**Exercise instructions:**
Where a line holds the word "screenshot", copy that line from the data below.
Data supplied START
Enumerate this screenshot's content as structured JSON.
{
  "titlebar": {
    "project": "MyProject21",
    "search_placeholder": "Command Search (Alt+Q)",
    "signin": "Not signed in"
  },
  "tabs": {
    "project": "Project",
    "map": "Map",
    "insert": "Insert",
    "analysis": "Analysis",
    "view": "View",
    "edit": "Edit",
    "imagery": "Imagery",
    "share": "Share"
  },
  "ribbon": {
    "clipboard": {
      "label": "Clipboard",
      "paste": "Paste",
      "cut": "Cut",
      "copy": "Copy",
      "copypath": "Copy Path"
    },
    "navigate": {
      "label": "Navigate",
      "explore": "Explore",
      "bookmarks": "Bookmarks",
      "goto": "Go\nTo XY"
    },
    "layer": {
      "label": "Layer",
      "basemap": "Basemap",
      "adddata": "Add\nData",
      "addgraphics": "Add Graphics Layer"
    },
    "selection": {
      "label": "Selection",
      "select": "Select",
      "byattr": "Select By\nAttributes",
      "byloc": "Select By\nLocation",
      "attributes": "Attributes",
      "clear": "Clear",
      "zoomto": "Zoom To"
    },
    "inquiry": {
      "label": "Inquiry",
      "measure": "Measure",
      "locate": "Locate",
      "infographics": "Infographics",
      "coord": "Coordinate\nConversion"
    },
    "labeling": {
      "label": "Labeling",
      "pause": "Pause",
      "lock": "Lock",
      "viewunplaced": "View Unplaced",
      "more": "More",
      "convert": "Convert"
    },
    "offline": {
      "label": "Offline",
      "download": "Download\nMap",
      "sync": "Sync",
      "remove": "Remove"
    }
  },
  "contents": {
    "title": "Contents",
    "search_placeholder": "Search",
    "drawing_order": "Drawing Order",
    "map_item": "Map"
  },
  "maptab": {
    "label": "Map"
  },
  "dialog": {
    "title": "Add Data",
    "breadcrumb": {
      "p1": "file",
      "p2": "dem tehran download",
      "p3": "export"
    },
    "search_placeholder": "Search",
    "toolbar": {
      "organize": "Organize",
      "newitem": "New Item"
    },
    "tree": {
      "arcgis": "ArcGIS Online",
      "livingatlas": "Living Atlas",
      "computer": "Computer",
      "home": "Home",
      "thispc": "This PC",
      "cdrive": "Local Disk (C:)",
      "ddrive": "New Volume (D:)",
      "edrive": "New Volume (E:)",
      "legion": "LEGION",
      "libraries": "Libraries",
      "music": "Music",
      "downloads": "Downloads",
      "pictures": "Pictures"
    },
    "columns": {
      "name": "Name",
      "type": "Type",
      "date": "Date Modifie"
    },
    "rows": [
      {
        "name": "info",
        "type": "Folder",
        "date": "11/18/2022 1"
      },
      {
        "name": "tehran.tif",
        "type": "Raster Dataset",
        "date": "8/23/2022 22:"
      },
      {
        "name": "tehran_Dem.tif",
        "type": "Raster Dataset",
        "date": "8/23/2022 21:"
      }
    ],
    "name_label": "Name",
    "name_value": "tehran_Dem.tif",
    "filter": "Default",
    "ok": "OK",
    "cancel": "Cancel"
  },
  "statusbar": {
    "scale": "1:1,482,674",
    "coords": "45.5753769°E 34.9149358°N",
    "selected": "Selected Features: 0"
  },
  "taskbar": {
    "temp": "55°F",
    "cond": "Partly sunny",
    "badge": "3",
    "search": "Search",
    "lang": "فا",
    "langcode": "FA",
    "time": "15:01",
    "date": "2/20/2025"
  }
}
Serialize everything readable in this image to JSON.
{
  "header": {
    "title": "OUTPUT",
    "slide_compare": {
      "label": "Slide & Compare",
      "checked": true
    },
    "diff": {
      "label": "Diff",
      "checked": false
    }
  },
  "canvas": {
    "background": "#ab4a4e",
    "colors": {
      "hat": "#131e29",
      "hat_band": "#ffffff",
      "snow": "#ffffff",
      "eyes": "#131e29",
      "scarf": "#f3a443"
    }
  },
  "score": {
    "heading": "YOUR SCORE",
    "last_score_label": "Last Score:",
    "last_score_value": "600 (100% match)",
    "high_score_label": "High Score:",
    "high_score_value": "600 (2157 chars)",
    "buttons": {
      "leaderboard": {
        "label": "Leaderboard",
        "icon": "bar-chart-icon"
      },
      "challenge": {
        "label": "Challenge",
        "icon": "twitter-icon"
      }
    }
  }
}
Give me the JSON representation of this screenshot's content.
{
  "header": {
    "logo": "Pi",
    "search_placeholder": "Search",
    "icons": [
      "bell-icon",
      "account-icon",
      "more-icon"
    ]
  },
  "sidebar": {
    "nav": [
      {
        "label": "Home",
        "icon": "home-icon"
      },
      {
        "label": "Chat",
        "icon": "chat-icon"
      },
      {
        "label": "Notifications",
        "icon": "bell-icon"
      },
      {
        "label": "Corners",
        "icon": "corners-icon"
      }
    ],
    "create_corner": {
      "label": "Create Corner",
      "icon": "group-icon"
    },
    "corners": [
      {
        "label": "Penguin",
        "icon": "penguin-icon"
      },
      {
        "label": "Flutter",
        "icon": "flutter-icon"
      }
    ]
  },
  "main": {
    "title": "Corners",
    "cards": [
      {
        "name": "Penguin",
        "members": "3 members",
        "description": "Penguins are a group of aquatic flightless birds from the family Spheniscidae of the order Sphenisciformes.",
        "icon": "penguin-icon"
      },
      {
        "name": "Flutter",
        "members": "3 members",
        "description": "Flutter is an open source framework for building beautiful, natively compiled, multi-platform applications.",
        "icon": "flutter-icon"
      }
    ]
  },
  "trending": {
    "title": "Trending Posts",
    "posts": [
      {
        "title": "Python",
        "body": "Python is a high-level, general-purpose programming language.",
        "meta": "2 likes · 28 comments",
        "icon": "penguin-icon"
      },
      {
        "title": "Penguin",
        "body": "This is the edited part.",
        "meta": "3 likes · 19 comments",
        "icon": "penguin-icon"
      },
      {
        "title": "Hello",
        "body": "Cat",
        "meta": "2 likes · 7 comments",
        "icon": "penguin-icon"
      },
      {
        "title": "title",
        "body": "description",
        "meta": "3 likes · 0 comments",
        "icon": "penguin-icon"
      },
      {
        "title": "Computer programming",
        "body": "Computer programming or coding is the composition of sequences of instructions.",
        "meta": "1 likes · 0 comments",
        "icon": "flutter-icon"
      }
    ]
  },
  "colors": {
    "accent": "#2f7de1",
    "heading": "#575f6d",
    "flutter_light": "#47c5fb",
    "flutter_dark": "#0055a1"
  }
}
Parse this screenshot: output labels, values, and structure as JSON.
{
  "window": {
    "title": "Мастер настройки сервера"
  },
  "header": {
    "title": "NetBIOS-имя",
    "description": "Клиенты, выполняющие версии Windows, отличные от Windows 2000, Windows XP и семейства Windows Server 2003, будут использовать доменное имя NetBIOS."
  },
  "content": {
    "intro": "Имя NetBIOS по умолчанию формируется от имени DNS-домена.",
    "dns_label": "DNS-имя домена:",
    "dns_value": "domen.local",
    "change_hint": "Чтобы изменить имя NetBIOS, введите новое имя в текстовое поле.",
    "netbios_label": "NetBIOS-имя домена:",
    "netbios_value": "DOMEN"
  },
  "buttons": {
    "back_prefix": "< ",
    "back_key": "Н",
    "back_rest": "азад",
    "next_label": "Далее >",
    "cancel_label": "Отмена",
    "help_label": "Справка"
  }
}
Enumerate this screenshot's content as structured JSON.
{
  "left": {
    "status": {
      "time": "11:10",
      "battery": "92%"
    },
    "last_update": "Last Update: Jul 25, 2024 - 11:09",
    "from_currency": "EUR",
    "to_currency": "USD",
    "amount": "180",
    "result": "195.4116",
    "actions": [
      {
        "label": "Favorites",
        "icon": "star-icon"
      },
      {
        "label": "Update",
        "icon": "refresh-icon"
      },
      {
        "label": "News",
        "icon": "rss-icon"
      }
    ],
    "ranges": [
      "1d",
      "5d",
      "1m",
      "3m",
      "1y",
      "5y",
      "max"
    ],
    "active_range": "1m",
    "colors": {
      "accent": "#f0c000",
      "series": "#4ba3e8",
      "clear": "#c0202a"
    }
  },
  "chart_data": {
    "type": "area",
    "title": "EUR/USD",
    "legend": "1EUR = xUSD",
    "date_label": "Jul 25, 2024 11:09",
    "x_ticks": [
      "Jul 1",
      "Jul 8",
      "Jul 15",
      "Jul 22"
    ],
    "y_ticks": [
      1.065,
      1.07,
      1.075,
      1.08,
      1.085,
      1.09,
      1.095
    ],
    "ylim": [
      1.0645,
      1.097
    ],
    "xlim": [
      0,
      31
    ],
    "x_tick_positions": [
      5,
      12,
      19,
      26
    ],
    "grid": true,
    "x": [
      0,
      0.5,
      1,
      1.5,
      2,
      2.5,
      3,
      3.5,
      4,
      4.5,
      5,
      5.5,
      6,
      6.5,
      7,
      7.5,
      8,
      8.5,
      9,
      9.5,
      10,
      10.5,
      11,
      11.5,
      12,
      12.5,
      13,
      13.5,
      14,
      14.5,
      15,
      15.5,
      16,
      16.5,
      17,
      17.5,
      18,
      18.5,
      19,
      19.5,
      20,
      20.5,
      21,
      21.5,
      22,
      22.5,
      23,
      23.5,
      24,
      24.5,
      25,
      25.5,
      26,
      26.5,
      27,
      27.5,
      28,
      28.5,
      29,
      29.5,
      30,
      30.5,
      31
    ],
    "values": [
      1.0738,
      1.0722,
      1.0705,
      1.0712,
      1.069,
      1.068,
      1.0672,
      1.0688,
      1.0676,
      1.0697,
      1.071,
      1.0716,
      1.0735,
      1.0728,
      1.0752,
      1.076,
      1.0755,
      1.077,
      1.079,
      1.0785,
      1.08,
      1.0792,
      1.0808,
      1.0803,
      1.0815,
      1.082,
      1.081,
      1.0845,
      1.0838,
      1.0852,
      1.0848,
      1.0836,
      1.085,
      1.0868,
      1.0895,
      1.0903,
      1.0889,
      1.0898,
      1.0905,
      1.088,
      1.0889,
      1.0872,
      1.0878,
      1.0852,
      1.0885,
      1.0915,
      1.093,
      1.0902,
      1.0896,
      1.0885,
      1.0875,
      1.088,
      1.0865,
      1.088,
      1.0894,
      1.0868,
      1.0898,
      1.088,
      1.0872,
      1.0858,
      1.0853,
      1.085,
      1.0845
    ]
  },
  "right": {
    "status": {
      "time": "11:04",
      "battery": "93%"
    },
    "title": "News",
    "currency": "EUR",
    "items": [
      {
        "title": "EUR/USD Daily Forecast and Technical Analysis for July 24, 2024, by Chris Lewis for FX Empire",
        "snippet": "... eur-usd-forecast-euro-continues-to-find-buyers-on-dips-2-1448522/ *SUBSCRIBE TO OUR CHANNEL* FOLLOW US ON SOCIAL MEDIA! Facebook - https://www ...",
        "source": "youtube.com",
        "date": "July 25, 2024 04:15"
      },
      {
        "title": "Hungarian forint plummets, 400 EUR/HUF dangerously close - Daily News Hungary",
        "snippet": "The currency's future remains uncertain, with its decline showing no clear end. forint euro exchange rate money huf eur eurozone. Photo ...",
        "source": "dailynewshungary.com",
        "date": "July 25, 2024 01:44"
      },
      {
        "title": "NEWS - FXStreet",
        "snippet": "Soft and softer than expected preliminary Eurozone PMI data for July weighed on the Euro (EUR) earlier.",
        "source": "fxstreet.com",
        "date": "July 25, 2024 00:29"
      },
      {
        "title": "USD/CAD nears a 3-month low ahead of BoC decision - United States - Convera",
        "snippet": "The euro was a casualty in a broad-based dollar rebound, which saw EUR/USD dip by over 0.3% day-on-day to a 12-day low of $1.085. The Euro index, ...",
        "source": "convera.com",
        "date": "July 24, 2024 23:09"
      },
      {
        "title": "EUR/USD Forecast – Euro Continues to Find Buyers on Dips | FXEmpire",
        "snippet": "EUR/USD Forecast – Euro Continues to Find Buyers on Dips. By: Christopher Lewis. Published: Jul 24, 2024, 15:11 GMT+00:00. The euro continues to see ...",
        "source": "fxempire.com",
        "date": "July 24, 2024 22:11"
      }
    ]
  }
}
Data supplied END
**Finished task:**
Enumerate this screenshot's content as structured JSON.
Give me the JSON representation of this screenshot's content.
Parse this screenshot: output labels, values, and structure as JSON.
Enumerate this screenshot's content as structured JSON.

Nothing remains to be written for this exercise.